But then, alas!, that darned Roberto de Tucson of BarMedia beat me to the punch with this number he wrote for Nightclub & Bar. I definitely would recommend giving Robert's article a read and I'll just provide my nickel-and-dimed version here.

I actually first learned of Scott & Co. not from a Tucson source, but rather from Tasting Table NYC, whose new Top Shelf newsletter featured an article on bars using acid phosphate or ingredients of the like, a movement I first learned about from bartender/chemist/blogger Darcy O'Neil.

I dropped in early on a Thursday evening and started the evening off with a spin on a classic - Carl served me a gorgeous-looking Pisco Punch with a twist; Scott & Co.'s Pisco Punch boasts the addition of a Chinese Five Spice blend, in addition to the traditional lemon juice and pineapple gomme syrup. My boyfriend decided to test out this Bartender's Choice concept early - ending up with a gin-based Tiki drink served in the fantastic glassware pictured far up top.

Next up for me - I asked for a Chartreuse Swizzle and, boy, did Ciaran figured me out early. He made me the beautiful swizzle pictured on the right with a float of Fernet Branca on the top. Needless to say, I was a happy camper.

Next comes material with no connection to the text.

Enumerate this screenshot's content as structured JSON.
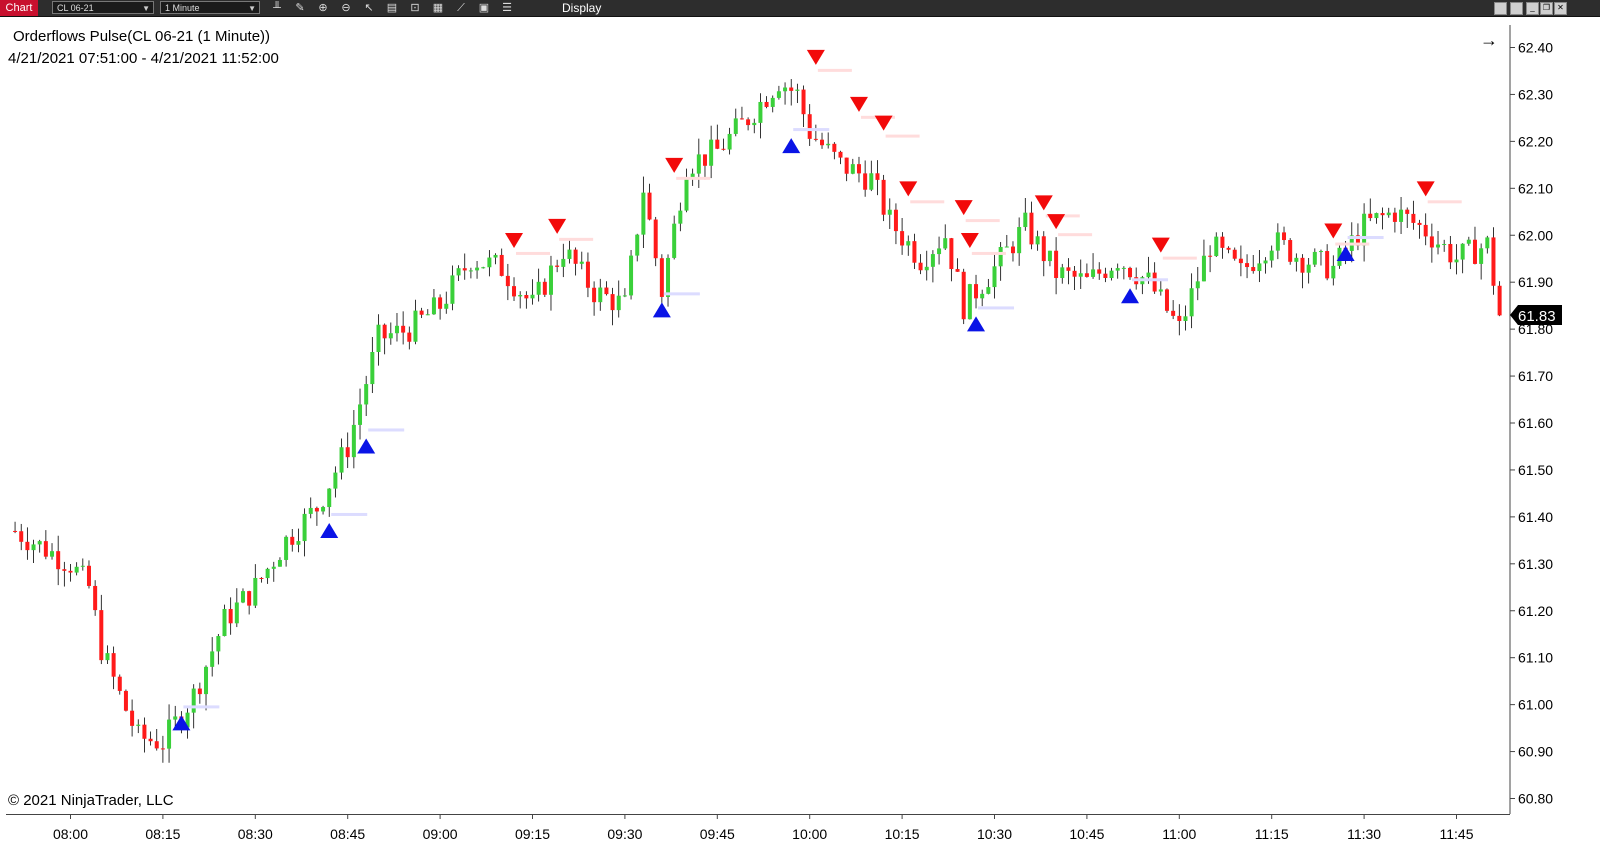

Before I knew it, our small and quiet mixology bar was packed three people deep. And the gentlemen behind the bar continued to shake up the same quality cocktails as we were provided early on in the evening. After our large group captured many more of the drinks on the bar's Tiki Menu, my friend and I capped the night off fittingly with a couple of Sazeracs.

I am thrilled to see the efforts of Ciaran, among others, bringing this craft cocktail culture to Tucson and I hope it continues to thrive and grow in the Old Pueblo. The bar will most definitely be on my radar for my next trip back down, where another Tiki adventure will await (perhaps Roberto will even join me!).


Happy Cinco de Mayo

Today is a glorious day. It's Cinco de Mayo. No, it is not actually Mexico's Independence Day, but rather, it commemorates the Mexican army's victory over the French at the Battle of Puebla in 1862.

As you can see, I spent much of last night with my dutiful hand juicer well, in hand. I've got a couple of Margarita recipes up my sleeve to entertain friends at our evening's fiesta at my home. Here's the Margarita menu:

Stephanie's Classic Triple Sec Margarita:

  • 2 parts blanco or plata 100 % agave tequila

  • 1 part Hiram Walker Triple Sec (my go-to Triple Sec over Cointreau, especially if I’m planning to make drinks for a large group like tonight)

  • 3/4 part fresh lime juice

  • 1/4 part (or two bar spoons) agave syrup (Optional, but in my mind, quite a delightful addition)

Incorporating a different taste from another of my favorite products from the broad "orange liqueur" category is the classic with quite the deeply rooted heritage

Imperial Daisy:
  • 2 oz. Tequila Anejo
  • 1 oz. Mandarine Napoléon
  • 1 oz. Freshly squeezed lime juice
Both of these cocktails can be enjoyed by shaking well with ice and straining into a chilled cocktail glass with (my personal preference) a partially salted rim.

Enjoy your day's fiestas!